Near midnight on November 30, 1885, a patrolman from the Caffey’s Inlet station discovered a vessel stranded about a quarter of a mile northeast of the station. The night was so dark and stormy that her lights were barely visible, and the fog made it difficult to discern what type of vessel was in distress. Keeper Daniel B. Austin decided to not launch the surf boat due to the dangerous surf and ordered the beach apparatus be taken instead. Once arriving on scene, the crew saw the vessel was too far out to effectively use a line of communication, but experience led them to believe because the tide was rising the probability was strong that she would be soon driven closer over the outer sand bar. They resolved to wait until that time before doing anything. During the wait, signals were made a a beach fire was built to let the vessel’s crew know help was nearby. A couple hours later, the vessel was indeed driven into the inner sand bar and now lay about 200 yards from shore. The gun was placed into position and the first shot landed on board. The whip line was then sent out but when the hawser was attached, the whip line was found to have entangled with some of the wreckage in the undertow making it practically useless. No matter how they tugged and tried to maneuver it through the block, it was not coming loose. This challenge proved impossible to overcome in the darkness so another delay was forced on them as they now had to wait for daylight. By now, the tide was starting to fall so there was no immediate danger to the bark breaking up for some time. During their prolonged wait, patrols from the Poyner’s Hill and Paul Gamiel’s Hill stations joined the surfman on the beach. Shortly before daybreak, one of the men returned to the station to telephone the adjacent stations to request assistance but due to the weather, only the Poyner’s Hill station could be reached. In the meantime, Keeper Austin had the surfboat and other tools gathered at the beach to meet any emergency that may arise once the rescue was in motion. Daylight finally broke and a second shot was made. The strong current made the task difficult and tedious but at long last the gear was rigged and ready for the rescue. The Poyner’s Hill crew arrived just after the second trip of the breeches buoy and along with local fishermen kept the lines from fouling while being drawn through the surf. Nearly two hours after the first sailor was hauled to shore, the last man reached safety just as the bark fell over almost on her beam ends. While the sailors were taken to the station to be made comfortable, the rescuing party recovered property that washed ashore from the wreckage. The bark, Harkaway, and her cargo of salt were deemed a total loss. While the captain of the vessel left for Norfolk without delay, the remaining thirteen sailors remained at the station for at least four days. At his departure, the chief mate, W. Eichler, expressed his gratitude for the judgment and great skill exhibited by the Caffey’s Inlet station keeper and crew because in his opinion, all hands of the Harkaway would have perished in the heavy surf without them.

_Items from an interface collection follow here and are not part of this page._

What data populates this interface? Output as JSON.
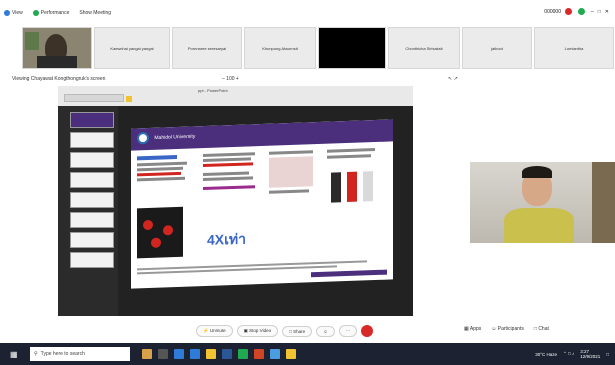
{
  "topbar": {
    "items": [
      "View",
      "Performance",
      "Show Meeting"
    ],
    "right_text": "000000"
  },
  "thumbnails": [
    {
      "label": ""
    },
    {
      "label": "Kaewchai yangai yangai"
    },
    {
      "label": "Pornnaree seresaryai"
    },
    {
      "label": "Khunpong Aksornsit"
    },
    {
      "label": ""
    },
    {
      "label": "Chonthicha Sirisaksit"
    },
    {
      "label": "jaiboot"
    },
    {
      "label": "Lomiantha"
    }
  ],
  "sharebar": {
    "title": "Viewing Chayawat Kongthongruk's screen",
    "zoom": "100",
    "right_glyphs": "↖ ↗"
  },
  "ppt": {
    "file_name": "ppt - PowerPoint"
  },
  "slide": {
    "header_title": "Mahidol University",
    "big_text": "4Xเท่า",
    "footer_text": "..."
  },
  "toolbar": {
    "unmute": "Unmute",
    "stop_video": "Stop Video",
    "share": "Share",
    "end": ""
  },
  "right_buttons": {
    "apps": "Apps",
    "participants": "Participants",
    "chat": "Chat"
  },
  "taskbar": {
    "search_placeholder": "Type here to search",
    "tray_text": "30°C Haze",
    "time": "3:27",
    "date": "12/9/2021"
  }
}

All in a Day’s Work

Sometimes it’s a balancing act: Early in the morning of January 4, 1884, the south patrol from the Oregon Inlet station discovered a vessel aground within a short distance of the beach. He burned his Coston signal which was answered by torchlight from the vessel. He alerted the station and a very short time later, Keeper Marcus L. Midgett and the rest of the crew pulled to the side of the stricken schooner, the Mary A. Trainer. Assisted by the Pea Island crew who arrived in their own surf boat, the surfmen ran out an anchor in an effort to get the vessel afloat.